- _Entries supplied_
━━━━━━━━
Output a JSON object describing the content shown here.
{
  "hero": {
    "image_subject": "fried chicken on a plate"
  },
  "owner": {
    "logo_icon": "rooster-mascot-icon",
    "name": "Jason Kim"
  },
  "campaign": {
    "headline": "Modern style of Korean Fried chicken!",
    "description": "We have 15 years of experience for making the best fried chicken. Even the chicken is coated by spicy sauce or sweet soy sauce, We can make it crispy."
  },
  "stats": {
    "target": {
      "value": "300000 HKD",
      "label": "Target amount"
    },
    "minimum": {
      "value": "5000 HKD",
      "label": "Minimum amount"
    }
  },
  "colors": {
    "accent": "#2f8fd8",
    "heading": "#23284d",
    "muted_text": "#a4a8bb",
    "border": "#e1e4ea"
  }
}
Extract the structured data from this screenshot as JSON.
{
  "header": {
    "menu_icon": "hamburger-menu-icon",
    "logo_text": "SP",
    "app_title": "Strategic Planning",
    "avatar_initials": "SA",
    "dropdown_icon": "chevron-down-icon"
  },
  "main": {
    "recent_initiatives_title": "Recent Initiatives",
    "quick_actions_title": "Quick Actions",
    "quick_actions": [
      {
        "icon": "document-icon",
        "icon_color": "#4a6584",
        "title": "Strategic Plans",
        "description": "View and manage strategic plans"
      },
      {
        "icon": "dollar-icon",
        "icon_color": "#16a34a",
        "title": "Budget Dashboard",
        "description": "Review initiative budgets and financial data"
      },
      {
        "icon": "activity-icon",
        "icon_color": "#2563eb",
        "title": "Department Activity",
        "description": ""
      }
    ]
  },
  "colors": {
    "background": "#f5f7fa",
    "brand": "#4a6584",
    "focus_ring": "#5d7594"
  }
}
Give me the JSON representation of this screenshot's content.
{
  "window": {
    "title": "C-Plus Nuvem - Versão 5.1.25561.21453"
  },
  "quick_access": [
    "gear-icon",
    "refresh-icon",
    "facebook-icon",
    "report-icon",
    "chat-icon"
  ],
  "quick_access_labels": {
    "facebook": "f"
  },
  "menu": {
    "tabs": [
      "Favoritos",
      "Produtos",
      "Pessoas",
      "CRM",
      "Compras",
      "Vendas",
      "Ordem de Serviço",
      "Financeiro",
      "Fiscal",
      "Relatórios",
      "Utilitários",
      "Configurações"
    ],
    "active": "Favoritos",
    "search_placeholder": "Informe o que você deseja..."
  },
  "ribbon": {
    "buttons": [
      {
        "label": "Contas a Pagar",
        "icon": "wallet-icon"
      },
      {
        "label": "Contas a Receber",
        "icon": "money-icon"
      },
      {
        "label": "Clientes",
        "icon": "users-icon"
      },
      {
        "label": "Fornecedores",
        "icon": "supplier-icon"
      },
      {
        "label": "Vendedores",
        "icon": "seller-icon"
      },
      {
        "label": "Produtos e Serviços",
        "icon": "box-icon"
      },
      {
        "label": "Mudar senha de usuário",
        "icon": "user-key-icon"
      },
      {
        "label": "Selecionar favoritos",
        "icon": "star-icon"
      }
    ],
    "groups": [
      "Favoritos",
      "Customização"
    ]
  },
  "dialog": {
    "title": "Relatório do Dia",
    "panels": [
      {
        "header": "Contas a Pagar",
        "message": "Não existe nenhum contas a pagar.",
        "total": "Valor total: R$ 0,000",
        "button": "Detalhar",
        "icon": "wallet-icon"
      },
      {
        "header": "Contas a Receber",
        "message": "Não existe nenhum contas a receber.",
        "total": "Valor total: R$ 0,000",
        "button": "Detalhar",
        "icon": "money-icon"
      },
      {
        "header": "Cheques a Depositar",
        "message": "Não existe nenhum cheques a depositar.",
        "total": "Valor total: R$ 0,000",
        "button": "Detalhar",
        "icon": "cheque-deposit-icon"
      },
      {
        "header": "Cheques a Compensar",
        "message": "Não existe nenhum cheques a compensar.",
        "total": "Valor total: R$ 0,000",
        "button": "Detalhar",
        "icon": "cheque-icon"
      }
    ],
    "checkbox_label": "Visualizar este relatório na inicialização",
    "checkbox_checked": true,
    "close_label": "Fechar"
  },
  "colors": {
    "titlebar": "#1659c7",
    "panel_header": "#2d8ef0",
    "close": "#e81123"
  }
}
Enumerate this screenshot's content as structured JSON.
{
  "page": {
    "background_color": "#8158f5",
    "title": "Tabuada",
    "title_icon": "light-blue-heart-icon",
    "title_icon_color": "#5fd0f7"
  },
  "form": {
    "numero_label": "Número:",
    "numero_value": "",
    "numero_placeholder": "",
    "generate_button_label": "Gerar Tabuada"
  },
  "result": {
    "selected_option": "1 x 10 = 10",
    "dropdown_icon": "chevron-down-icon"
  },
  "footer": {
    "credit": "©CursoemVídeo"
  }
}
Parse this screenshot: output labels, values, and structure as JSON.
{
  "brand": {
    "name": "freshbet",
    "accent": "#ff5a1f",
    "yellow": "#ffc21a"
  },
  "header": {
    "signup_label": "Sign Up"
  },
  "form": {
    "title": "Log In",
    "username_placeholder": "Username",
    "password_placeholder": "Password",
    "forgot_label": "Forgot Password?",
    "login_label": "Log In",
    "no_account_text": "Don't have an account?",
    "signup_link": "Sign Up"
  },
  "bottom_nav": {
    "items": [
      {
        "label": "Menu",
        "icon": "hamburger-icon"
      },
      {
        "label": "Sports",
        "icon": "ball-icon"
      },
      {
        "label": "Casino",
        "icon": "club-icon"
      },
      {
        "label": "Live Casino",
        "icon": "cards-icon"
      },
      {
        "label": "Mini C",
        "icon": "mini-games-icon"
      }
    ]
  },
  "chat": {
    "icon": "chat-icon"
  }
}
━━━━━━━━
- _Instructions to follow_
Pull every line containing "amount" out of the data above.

- _Result_
      "label": "Target amount"
      "label": "Minimum amount"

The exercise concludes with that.